DESCRIPTION OF THE TASK: Among the entries that follow, find the lines containing the string "jade" and copy them.

EXCERPTED RECORDS:
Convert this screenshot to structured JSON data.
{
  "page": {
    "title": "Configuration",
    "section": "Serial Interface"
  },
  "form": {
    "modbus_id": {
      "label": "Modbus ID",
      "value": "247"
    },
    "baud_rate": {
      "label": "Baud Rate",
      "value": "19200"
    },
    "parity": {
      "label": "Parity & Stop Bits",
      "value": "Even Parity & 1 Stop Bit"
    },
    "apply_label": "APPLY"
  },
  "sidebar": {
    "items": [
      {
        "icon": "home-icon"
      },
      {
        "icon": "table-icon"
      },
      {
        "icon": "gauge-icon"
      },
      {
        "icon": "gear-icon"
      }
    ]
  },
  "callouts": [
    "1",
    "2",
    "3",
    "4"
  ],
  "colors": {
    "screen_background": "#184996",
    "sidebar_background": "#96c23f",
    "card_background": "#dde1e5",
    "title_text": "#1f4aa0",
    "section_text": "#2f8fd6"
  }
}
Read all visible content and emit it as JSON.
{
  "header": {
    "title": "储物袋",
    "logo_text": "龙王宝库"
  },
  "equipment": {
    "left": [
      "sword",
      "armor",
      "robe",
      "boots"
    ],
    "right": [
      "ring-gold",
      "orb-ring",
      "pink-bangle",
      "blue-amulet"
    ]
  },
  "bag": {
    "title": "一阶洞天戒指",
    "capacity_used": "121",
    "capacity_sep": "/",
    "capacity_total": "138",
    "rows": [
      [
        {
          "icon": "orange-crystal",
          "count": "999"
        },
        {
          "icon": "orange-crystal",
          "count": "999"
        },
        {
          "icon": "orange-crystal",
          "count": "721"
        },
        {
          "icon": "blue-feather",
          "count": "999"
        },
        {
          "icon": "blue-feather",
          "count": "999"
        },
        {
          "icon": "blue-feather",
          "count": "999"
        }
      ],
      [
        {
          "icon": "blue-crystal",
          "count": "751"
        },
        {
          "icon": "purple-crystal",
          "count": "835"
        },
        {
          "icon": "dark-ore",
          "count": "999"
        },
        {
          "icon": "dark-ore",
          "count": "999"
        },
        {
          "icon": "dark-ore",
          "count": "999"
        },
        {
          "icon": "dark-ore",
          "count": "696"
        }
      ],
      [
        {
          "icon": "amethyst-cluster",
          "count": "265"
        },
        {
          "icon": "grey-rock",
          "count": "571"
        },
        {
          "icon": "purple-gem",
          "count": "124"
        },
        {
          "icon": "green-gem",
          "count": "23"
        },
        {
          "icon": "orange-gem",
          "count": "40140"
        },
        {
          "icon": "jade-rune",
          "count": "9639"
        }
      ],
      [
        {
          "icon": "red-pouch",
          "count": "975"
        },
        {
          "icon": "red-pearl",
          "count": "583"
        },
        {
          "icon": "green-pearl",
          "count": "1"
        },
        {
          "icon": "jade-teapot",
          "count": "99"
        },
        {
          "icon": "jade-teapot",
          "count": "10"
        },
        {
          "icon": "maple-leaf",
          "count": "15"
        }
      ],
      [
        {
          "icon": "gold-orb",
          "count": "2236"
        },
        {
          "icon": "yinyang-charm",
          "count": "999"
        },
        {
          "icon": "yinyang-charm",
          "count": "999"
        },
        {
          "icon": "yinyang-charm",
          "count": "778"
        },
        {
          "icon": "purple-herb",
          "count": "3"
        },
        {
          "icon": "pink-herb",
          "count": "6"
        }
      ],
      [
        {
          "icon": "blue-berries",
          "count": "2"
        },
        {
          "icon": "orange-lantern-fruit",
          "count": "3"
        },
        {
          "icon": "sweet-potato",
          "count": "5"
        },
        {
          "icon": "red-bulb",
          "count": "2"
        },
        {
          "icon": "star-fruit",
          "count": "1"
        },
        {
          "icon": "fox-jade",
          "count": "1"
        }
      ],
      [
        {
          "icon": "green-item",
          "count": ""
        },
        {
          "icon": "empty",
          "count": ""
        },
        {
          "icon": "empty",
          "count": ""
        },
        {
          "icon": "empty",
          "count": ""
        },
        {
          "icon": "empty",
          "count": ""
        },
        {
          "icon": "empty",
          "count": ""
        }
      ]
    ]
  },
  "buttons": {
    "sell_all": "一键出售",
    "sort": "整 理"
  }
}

RESPONSE TO THIS TASK:
          "icon": "jade-rune",
          "icon": "jade-teapot",
          "icon": "jade-teapot",
          "icon": "fox-jade",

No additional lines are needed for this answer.